The notion of a potential trade war breaking out sometime in the near future is creating much speculation. A number of well known economists, including Nobel Prize winners Joseph Stiglitz and Paul Krugman are convinced President Trump’s aggressive protectionist tariffs, coupled with China’s retaliatory actions herald the beginning of a US-China trade war that will have drastic effects on the global economy. Other economists, and experts in the field are less convinced a trade war is upon us. They point to the Chinese retaliation measures as proof of this thesis. Beijing’s response has been cautious, and calculated. 128 US products with an import value of $3 billion have been targeted. The sum is a fraction of President Trump’s tariffs on $60 billion in Chinese imports. What the future will bring remains to be seen, but if the market reactions over the last two days are an indication, the anxiety out there may not diminish for some time.
It is open for debate whether or not China’s responses will be strictly economic in nature. Economists seem to believe this will be a tit-for-tat exchange of tariffs between the US and China. Beijing can decide to craft a geopolitical response as well. China’s actions in the North Korea situation have vacillated between helpful and hindering. The Trump administration had long sought Beijing’s assistance in defusing the high tensions in the region. To Washington’s chagrin, China has not exercised its substantial influence with Pyongyang in a beneficial manner. With economic tensions between the US and China rising, Beijing could use it as a justification to do even less with regards to the North Korean situation.

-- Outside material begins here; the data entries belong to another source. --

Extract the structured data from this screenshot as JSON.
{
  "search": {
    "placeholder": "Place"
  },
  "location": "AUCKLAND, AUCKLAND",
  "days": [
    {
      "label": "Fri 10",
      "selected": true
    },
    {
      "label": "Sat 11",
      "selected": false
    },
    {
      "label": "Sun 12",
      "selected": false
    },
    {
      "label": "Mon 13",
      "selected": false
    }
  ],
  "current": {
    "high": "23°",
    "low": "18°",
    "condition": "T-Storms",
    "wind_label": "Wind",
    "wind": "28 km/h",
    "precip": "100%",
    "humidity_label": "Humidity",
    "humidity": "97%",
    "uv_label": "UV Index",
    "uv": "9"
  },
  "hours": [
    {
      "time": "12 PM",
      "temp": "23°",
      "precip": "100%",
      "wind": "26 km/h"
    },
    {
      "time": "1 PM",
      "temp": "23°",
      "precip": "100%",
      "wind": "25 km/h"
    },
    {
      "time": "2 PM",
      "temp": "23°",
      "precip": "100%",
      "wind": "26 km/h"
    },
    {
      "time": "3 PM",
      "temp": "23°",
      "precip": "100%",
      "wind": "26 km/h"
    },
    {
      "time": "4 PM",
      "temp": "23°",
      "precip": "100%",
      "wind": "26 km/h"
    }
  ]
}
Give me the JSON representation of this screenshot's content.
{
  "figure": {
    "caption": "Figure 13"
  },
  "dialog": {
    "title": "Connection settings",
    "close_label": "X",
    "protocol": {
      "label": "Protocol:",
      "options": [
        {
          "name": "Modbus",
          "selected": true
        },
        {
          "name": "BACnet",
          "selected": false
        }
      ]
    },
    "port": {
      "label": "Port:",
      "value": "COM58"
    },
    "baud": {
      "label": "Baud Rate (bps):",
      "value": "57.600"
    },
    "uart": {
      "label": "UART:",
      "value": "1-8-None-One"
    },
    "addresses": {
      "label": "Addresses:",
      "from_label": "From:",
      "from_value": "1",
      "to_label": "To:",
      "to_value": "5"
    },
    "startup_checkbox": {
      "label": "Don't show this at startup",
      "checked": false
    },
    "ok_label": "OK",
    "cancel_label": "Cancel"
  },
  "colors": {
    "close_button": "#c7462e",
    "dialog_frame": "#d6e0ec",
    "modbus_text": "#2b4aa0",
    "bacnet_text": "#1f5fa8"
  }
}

The South China Sea presents another arena where the PRC can project its displeasure with US actions. China has been extending its military reach there, and has expressed increasing annoyance with US attempts to project power in the disputed sea. Today a US Navy destroyer cruised within 12 nautical miles of Mischief Reef, once a fishing atoll, now the site of a Chinese military installation. Now, with the tariffs becoming a heated matter, Beijing can respond more aggressively to US warship patrols, possibly leading to a diplomatic compromise or a concession of sorts down the line.
Saving face is important to China. If the tariff tug-of-war continues, and even escalates, the South China Sea, and North Korean issue provide two areas where Beijing can challenge Washington with a measured approach without plunging the world into a major trade war.